Ghostpoet’s 2011 debut album Peanut Butter Blues & Melancholy Jam shatters notions about what flavors taste good together. In this case, it’s grimey hip hop cadence, crossed with dreamy lo-fi pop and hazy electronic synth.
The emcee – known as Obaro Ejimiwe when not making music — might have roots in Nigeria and the Caribbean island of Dominica, but he grew up in London and then went to uni in Coventry, in gray central England. There, he soaked up plenty of the melancholy and blues from his album title. But unlike, say, Tricky’s dark, acid-washed take on Bristol, Ghostpoet’s disaffection goes in a quirky, deadpan direction. On the way, he skips the ego and aggression common to hip hop, replacing it with an anxious self-awareness that’s broken by moments of philosophy.
Emcee-wise, Ghostpoet delivers like a drugged Wiley, slurring his words and taking things slow. This is music for insomniacs and dawn-greeters who are down to their last nerve endings. But the frazzled have nothing to fear, because this former customer service representative knows a little something about a mellow bedside manner. His second single “Survive It,” about dealing with a dead-end life, balances moodiness with levity — especially the chorus’ gentle humor, sung by soul songstress Fabiana Palladino of Embers: “No, no, no, no, nonono/Ain’t on a license to kill like Double-O/I just wanna live life and survive it.”

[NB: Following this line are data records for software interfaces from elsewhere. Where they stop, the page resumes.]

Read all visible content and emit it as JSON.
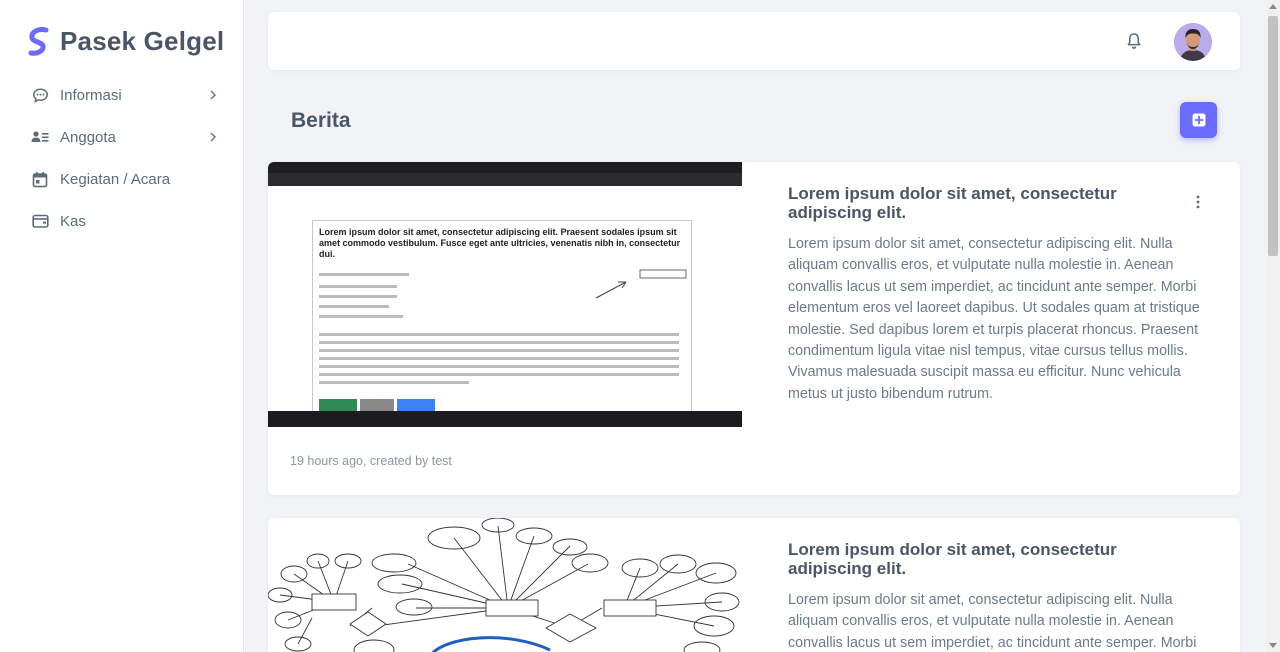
{
  "brand": {
    "name": "Pasek Gelgel"
  },
  "sidebar": {
    "items": [
      {
        "label": "Informasi",
        "icon": "chat-icon",
        "has_submenu": true
      },
      {
        "label": "Anggota",
        "icon": "users-icon",
        "has_submenu": true
      },
      {
        "label": "Kegiatan / Acara",
        "icon": "calendar-icon",
        "has_submenu": false
      },
      {
        "label": "Kas",
        "icon": "wallet-icon",
        "has_submenu": false
      }
    ]
  },
  "topbar": {
    "notification_icon": "bell-icon",
    "avatar": "user-avatar"
  },
  "page": {
    "title": "Berita",
    "add_icon": "plus-square-icon",
    "accent": "#696cff"
  },
  "posts": [
    {
      "title": "Lorem ipsum dolor sit amet, consectetur adipiscing elit.",
      "body": "Lorem ipsum dolor sit amet, consectetur adipiscing elit. Nulla aliquam convallis eros, et vulputate nulla molestie in. Aenean convallis lacus ut sem imperdiet, ac tincidunt ante semper. Morbi elementum eros vel laoreet dapibus. Ut sodales quam at tristique molestie. Sed dapibus lorem et turpis placerat rhoncus. Praesent condimentum ligula vitae nisl tempus, vitae cursus tellus mollis. Vivamus malesuada suscipit massa eu efficitur. Nunc vehicula metus ut justo bibendum rutrum.",
      "meta": "19 hours ago, created by test",
      "image_doc_title": "Lorem ipsum dolor sit amet, consectetur adipiscing elit. Praesent sodales ipsum sit amet commodo vestibulum. Fusce eget ante ultricies, venenatis nibh in, consectetur dui."
    },
    {
      "title": "Lorem ipsum dolor sit amet, consectetur adipiscing elit.",
      "body": "Lorem ipsum dolor sit amet, consectetur adipiscing elit. Nulla aliquam convallis eros, et vulputate nulla molestie in. Aenean convallis lacus ut sem imperdiet, ac tincidunt ante semper. Morbi"
    }
  ]
}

In his black-rimmed glasses and straw fedora, don’t mistake Ghostpoet for a Tunde Adebimpe facsimile — except for the fact that he’s bringing something out of left-field for folks, and he is awesome at it. So, get to know this offbeat addition to the UK hip hop and indie scenes.